● **The task**:
Could you return the full listing below exactly as it appears?

● **Records provided**:
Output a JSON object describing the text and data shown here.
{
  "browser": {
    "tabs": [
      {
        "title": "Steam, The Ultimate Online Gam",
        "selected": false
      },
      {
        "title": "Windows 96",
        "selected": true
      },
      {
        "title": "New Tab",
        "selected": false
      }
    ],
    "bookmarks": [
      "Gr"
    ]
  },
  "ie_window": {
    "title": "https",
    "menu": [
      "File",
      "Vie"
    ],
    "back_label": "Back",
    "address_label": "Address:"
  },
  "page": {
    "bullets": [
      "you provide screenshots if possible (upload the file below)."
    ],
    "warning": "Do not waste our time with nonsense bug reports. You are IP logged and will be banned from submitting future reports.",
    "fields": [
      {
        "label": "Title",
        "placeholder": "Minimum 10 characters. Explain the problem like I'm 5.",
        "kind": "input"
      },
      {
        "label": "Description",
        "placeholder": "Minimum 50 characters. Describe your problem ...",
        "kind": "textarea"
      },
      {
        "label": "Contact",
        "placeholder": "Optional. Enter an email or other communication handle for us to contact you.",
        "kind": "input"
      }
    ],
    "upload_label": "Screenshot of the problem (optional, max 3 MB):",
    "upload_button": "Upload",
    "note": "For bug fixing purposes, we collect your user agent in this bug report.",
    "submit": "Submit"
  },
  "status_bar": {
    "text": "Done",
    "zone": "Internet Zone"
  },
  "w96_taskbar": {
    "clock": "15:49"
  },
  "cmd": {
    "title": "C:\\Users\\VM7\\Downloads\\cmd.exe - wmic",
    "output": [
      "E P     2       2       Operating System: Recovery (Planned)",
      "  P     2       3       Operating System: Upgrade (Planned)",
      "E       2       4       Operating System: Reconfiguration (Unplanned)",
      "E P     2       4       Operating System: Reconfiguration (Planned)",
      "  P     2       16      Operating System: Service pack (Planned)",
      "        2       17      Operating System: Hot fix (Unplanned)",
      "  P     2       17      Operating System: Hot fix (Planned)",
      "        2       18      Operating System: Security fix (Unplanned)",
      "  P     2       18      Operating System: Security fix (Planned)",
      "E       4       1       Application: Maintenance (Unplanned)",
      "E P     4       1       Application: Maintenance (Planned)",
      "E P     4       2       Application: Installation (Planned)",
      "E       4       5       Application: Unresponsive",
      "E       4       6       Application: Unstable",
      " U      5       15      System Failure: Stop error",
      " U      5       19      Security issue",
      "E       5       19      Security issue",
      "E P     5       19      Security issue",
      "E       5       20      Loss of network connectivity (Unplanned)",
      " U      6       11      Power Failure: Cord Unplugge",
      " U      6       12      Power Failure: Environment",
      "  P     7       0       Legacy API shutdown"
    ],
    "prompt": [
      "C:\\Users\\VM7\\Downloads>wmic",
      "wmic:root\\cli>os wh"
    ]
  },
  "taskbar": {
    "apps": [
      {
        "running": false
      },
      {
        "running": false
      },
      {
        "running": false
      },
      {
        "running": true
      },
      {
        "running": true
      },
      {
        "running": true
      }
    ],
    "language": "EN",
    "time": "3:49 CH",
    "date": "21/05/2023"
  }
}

● **Result for this exercise**:
Output a JSON object describing the text and data shown here.
{
  "browser": {
    "tabs": [
      {
        "title": "Steam, The Ultimate Online Gam",
        "selected": false
      },
      {
        "title": "Windows 96",
        "selected": true
      },
      {
        "title": "New Tab",
        "selected": false
      }
    ],
    "bookmarks": [
      "Gr"
    ]
  },
  "ie_window": {
    "title": "https",
    "menu": [
      "File",
      "Vie"
    ],
    "back_label": "Back",
    "address_label": "Address:"
  },
  "page": {
    "bullets": [
      "you provide screenshots if possible (upload the file below)."
    ],
    "warning": "Do not waste our time with nonsense bug reports. You are IP logged and will be banned from submitting future reports.",
    "fields": [
      {
        "label": "Title",
        "placeholder": "Minimum 10 characters. Explain the problem like I'm 5.",
        "kind": "input"
      },
      {
        "label": "Description",
        "placeholder": "Minimum 50 characters. Describe your problem ...",
        "kind": "textarea"
      },
      {
        "label": "Contact",
        "placeholder": "Optional. Enter an email or other communication handle for us to contact you.",
        "kind": "input"
      }
    ],
    "upload_label": "Screenshot of the problem (optional, max 3 MB):",
    "upload_button": "Upload",
    "note": "For bug fixing purposes, we collect your user agent in this bug report.",
    "submit": "Submit"
  },
  "status_bar": {
    "text": "Done",
    "zone": "Internet Zone"
  },
  "w96_taskbar": {
    "clock": "15:49"
  },
  "cmd": {
    "title": "C:\\Users\\VM7\\Downloads\\cmd.exe - wmic",
    "output": [
      "E P     2       2       Operating System: Recovery (Planned)",
      "  P     2       3       Operating System: Upgrade (Planned)",
      "E       2       4       Operating System: Reconfiguration (Unplanned)",
      "E P     2       4       Operating System: Reconfiguration (Planned)",
      "  P     2       16      Operating System: Service pack (Planned)",
      "        2       17      Operating System: Hot fix (Unplanned)",
      "  P     2       17      Operating System: Hot fix (Planned)",
      "        2       18      Operating System: Security fix (Unplanned)",
      "  P     2       18      Operating System: Security fix (Planned)",
      "E       4       1       Application: Maintenance (Unplanned)",
      "E P     4       1       Application: Maintenance (Planned)",
      "E P     4       2       Application: Installation (Planned)",
      "E       4       5       Application: Unresponsive",
      "E       4       6       Application: Unstable",
      " U      5       15      System Failure: Stop error",
      " U      5       19      Security issue",
      "E       5       19      Security issue",
      "E P     5       19      Security issue",
      "E       5       20      Loss of network connectivity (Unplanned)",
      " U      6       11      Power Failure: Cord Unplugge",
      " U      6       12      Power Failure: Environment",
      "  P     7       0       Legacy API shutdown"
    ],
    "prompt": [
      "C:\\Users\\VM7\\Downloads>wmic",
      "wmic:root\\cli>os wh"
    ]
  },
  "taskbar": {
    "apps": [
      {
        "running": false
      },
      {
        "running": false
      },
      {
        "running": false
      },
      {
        "running": true
      },
      {
        "running": true
      },
      {
        "running": true
      }
    ],
    "language": "EN",
    "time": "3:49 CH",
    "date": "21/05/2023"
  }
}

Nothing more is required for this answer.